→ Problem statement:
Please repeat the listing below exactly, but do not include its pictures.
START Material to process
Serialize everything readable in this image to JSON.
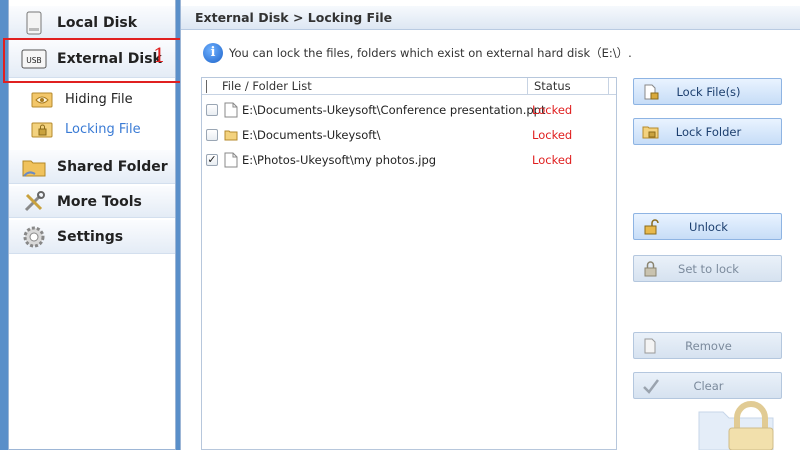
{
  "sidebar": {
    "local_disk": "Local Disk",
    "external_disk": "External Disk",
    "external_disk_usb_label": "USB",
    "annotation_number": "1",
    "sub_items": [
      {
        "label": "Hiding File"
      },
      {
        "label": "Locking File"
      }
    ],
    "shared_folder": "Shared Folder",
    "more_tools": "More Tools",
    "settings": "Settings"
  },
  "header": {
    "breadcrumb": "External Disk > Locking File"
  },
  "info": {
    "text": "You can lock the files, folders which exist on external hard disk（E:\\）."
  },
  "file_list": {
    "columns": [
      "File / Folder List",
      "Status"
    ],
    "rows": [
      {
        "path": "E:\\Documents-Ukeysoft\\Conference presentation.ppt",
        "status": "Locked",
        "checked": false,
        "type": "file"
      },
      {
        "path": "E:\\Documents-Ukeysoft\\",
        "status": "Locked",
        "checked": false,
        "type": "folder"
      },
      {
        "path": "E:\\Photos-Ukeysoft\\my photos.jpg",
        "status": "Locked",
        "checked": true,
        "type": "file"
      }
    ]
  },
  "buttons": {
    "lock_files": "Lock File(s)",
    "lock_folder": "Lock Folder",
    "unlock": "Unlock",
    "set_to_lock": "Set to lock",
    "remove": "Remove",
    "clear": "Clear"
  },
  "colors": {
    "status_locked": "#e02020",
    "accent": "#3a7bd5",
    "highlight_box": "#e02020"
  }
}
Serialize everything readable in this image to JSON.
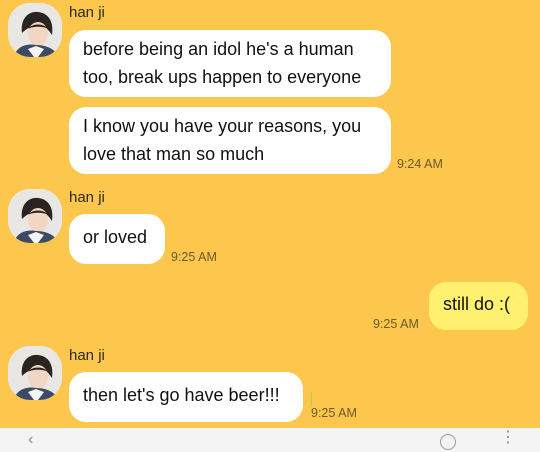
{
  "contact": {
    "name": "han ji"
  },
  "messages": [
    {
      "id": "m1",
      "from": "han ji",
      "text_lines": [
        "before being an idol he's a human",
        "too, break ups happen to everyone"
      ]
    },
    {
      "id": "m2",
      "from": "han ji",
      "text_lines": [
        "I know you have your reasons, you",
        "love that man so much"
      ],
      "time": "9:24 AM"
    },
    {
      "id": "m3",
      "from": "han ji",
      "text": "or loved",
      "time": "9:25 AM"
    },
    {
      "id": "m4",
      "from": "me",
      "text": "still do :(",
      "time": "9:25 AM"
    },
    {
      "id": "m5",
      "from": "han ji",
      "text": "then let's go have beer!!!",
      "time": "9:25 AM"
    }
  ],
  "colors": {
    "background": "#fcc74c",
    "incoming_bubble": "#ffffff",
    "outgoing_bubble": "#fff06f",
    "timestamp": "#6b5a2e"
  },
  "icons": [
    "avatar",
    "back-arrow-icon",
    "emoji-icon",
    "more-icon"
  ]
}
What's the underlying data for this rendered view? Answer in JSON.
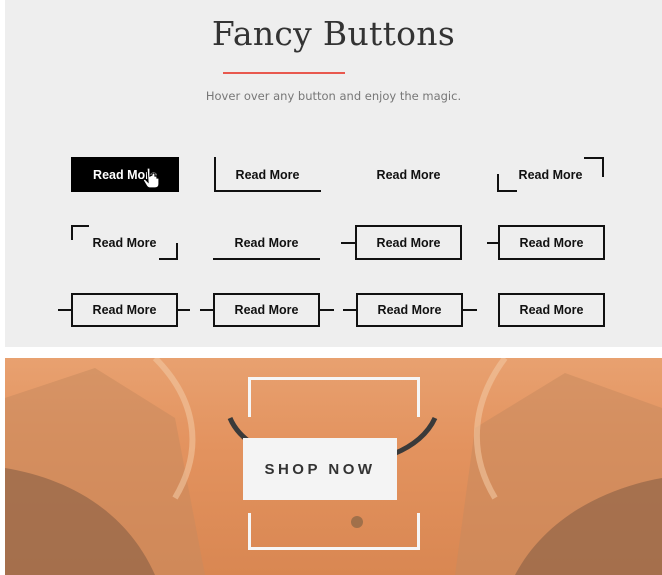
{
  "header": {
    "title": "Fancy Buttons",
    "subtitle": "Hover over any button and enjoy the magic."
  },
  "buttons": {
    "label": "Read More"
  },
  "promo": {
    "cta_label": "SHOP NOW"
  },
  "colors": {
    "accent": "#e8584e",
    "panel_bg": "#eeeeee",
    "button_text": "#111111",
    "promo_overlay": "#e8a170"
  },
  "icons": {
    "cursor": "hand-pointer-icon"
  }
}
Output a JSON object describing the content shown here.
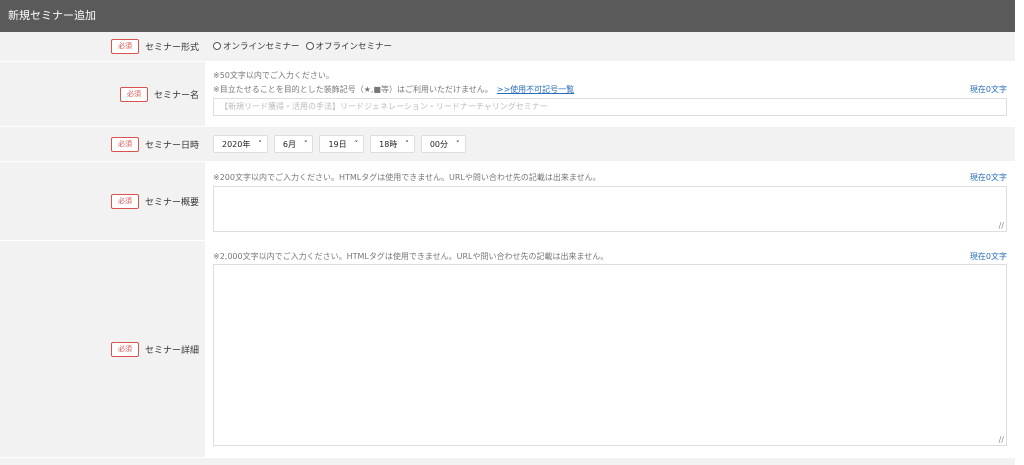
{
  "header": {
    "title": "新規セミナー追加"
  },
  "required_label": "必須",
  "format": {
    "label": "セミナー形式",
    "options": [
      "オンラインセミナー",
      "オフラインセミナー"
    ]
  },
  "name": {
    "label": "セミナー名",
    "note1": "※50文字以内でご入力ください。",
    "note2": "※目立たせることを目的とした装飾記号（★,■等）はご利用いただけません。",
    "link": ">>使用不可記号一覧",
    "counter": "現在0文字",
    "placeholder": "【新規リード獲得・活用の手法】リードジェネレーション・リードナーチャリングセミナー"
  },
  "datetime": {
    "label": "セミナー日時",
    "year": "2020年",
    "month": "6月",
    "day": "19日",
    "hour": "18時",
    "minute": "00分"
  },
  "summary": {
    "label": "セミナー概要",
    "note": "※200文字以内でご入力ください。HTMLタグは使用できません。URLや問い合わせ先の記載は出来ません。",
    "counter": "現在0文字"
  },
  "detail": {
    "label": "セミナー詳細",
    "note": "※2,000文字以内でご入力ください。HTMLタグは使用できません。URLや問い合わせ先の記載は出来ません。",
    "counter": "現在0文字"
  }
}
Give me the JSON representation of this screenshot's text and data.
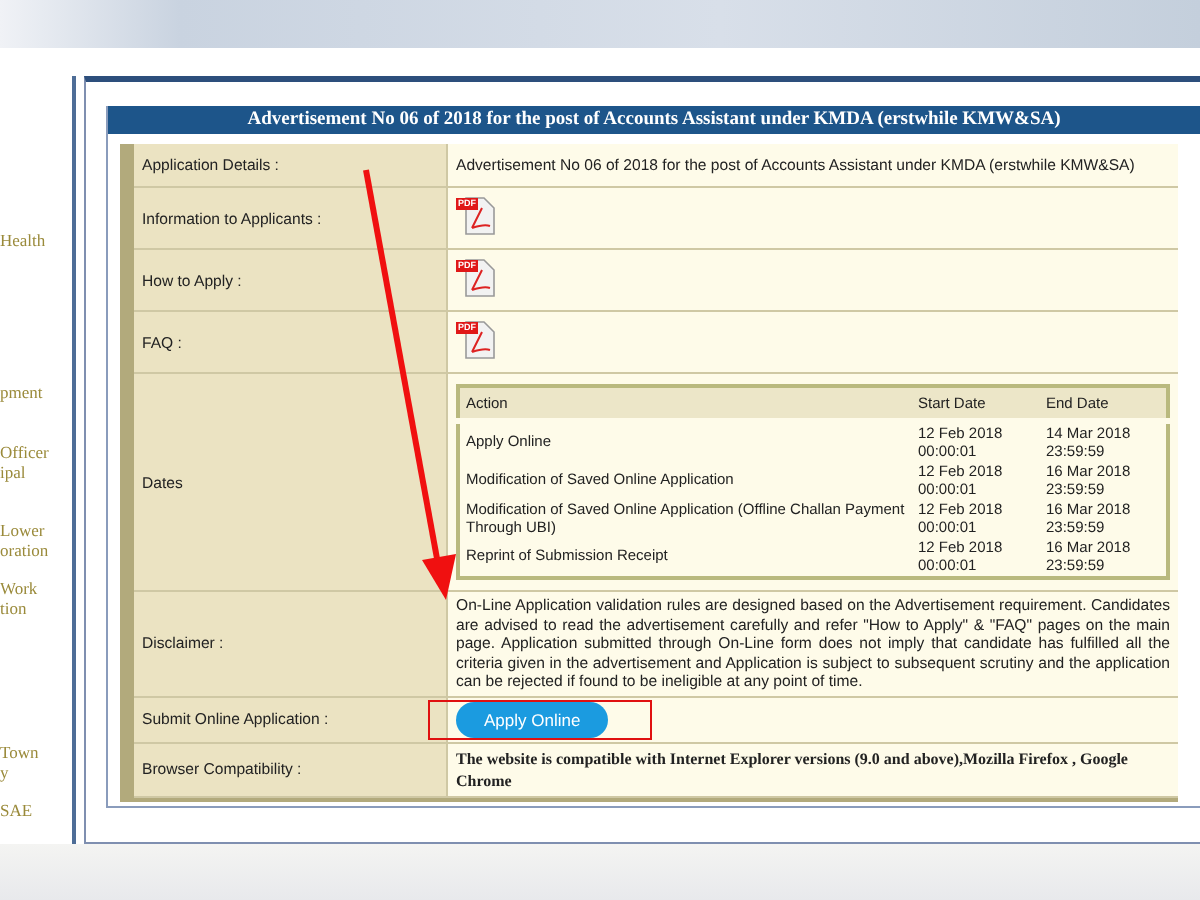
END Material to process
→ Answer to this problem:
Serialize everything readable in this image to JSON.
{
  "sidebar": {
    "local_disk": "Local Disk",
    "external_disk": "External Disk",
    "external_disk_usb_label": "USB",
    "annotation_number": "1",
    "sub_items": [
      {
        "label": "Hiding File"
      },
      {
        "label": "Locking File"
      }
    ],
    "shared_folder": "Shared Folder",
    "more_tools": "More Tools",
    "settings": "Settings"
  },
  "header": {
    "breadcrumb": "External Disk > Locking File"
  },
  "info": {
    "text": "You can lock the files, folders which exist on external hard disk（E:\\）."
  },
  "file_list": {
    "columns": [
      "File / Folder List",
      "Status"
    ],
    "rows": [
      {
        "path": "E:\\Documents-Ukeysoft\\Conference presentation.ppt",
        "status": "Locked",
        "checked": false,
        "type": "file"
      },
      {
        "path": "E:\\Documents-Ukeysoft\\",
        "status": "Locked",
        "checked": false,
        "type": "folder"
      },
      {
        "path": "E:\\Photos-Ukeysoft\\my photos.jpg",
        "status": "Locked",
        "checked": true,
        "type": "file"
      }
    ]
  },
  "buttons": {
    "lock_files": "Lock File(s)",
    "lock_folder": "Lock Folder",
    "unlock": "Unlock",
    "set_to_lock": "Set to lock",
    "remove": "Remove",
    "clear": "Clear"
  },
  "colors": {
    "status_locked": "#e02020",
    "accent": "#3a7bd5",
    "highlight_box": "#e02020"
  }
}
Serialize everything readable in this image to JSON.
{
  "contact": {
    "name": "han ji"
  },
  "messages": [
    {
      "id": "m1",
      "from": "han ji",
      "text_lines": [
        "before being an idol he's a human",
        "too, break ups happen to everyone"
      ]
    },
    {
      "id": "m2",
      "from": "han ji",
      "text_lines": [
        "I know you have your reasons, you",
        "love that man so much"
      ],
      "time": "9:24 AM"
    },
    {
      "id": "m3",
      "from": "han ji",
      "text": "or loved",
      "time": "9:25 AM"
    },
    {
      "id": "m4",
      "from": "me",
      "text": "still do :(",
      "time": "9:25 AM"
    },
    {
      "id": "m5",
      "from": "han ji",
      "text": "then let's go have beer!!!",
      "time": "9:25 AM"
    }
  ],
  "colors": {
    "background": "#fcc74c",
    "incoming_bubble": "#ffffff",
    "outgoing_bubble": "#fff06f",
    "timestamp": "#6b5a2e"
  },
  "icons": [
    "avatar",
    "back-arrow-icon",
    "emoji-icon",
    "more-icon"
  ]
}
What's the underlying data for this rendered view? Answer in JSON.
{
  "header": {
    "title": "Fancy Buttons",
    "subtitle": "Hover over any button and enjoy the magic."
  },
  "buttons": {
    "label": "Read More"
  },
  "promo": {
    "cta_label": "SHOP NOW"
  },
  "colors": {
    "accent": "#e8584e",
    "panel_bg": "#eeeeee",
    "button_text": "#111111",
    "promo_overlay": "#e8a170"
  },
  "icons": {
    "cursor": "hand-pointer-icon"
  }
}
Output a JSON object describing the content shown here.
{
  "header": {
    "title": "新規セミナー追加"
  },
  "required_label": "必須",
  "format": {
    "label": "セミナー形式",
    "options": [
      "オンラインセミナー",
      "オフラインセミナー"
    ]
  },
  "name": {
    "label": "セミナー名",
    "note1": "※50文字以内でご入力ください。",
    "note2": "※目立たせることを目的とした装飾記号（★,■等）はご利用いただけません。",
    "link": ">>使用不可記号一覧",
    "counter": "現在0文字",
    "placeholder": "【新規リード獲得・活用の手法】リードジェネレーション・リードナーチャリングセミナー"
  },
  "datetime": {
    "label": "セミナー日時",
    "year": "2020年",
    "month": "6月",
    "day": "19日",
    "hour": "18時",
    "minute": "00分"
  },
  "summary": {
    "label": "セミナー概要",
    "note": "※200文字以内でご入力ください。HTMLタグは使用できません。URLや問い合わせ先の記載は出来ません。",
    "counter": "現在0文字"
  },
  "detail": {
    "label": "セミナー詳細",
    "note": "※2,000文字以内でご入力ください。HTMLタグは使用できません。URLや問い合わせ先の記載は出来ません。",
    "counter": "現在0文字"
  }
}
Give me the JSON representation of this screenshot's text and data.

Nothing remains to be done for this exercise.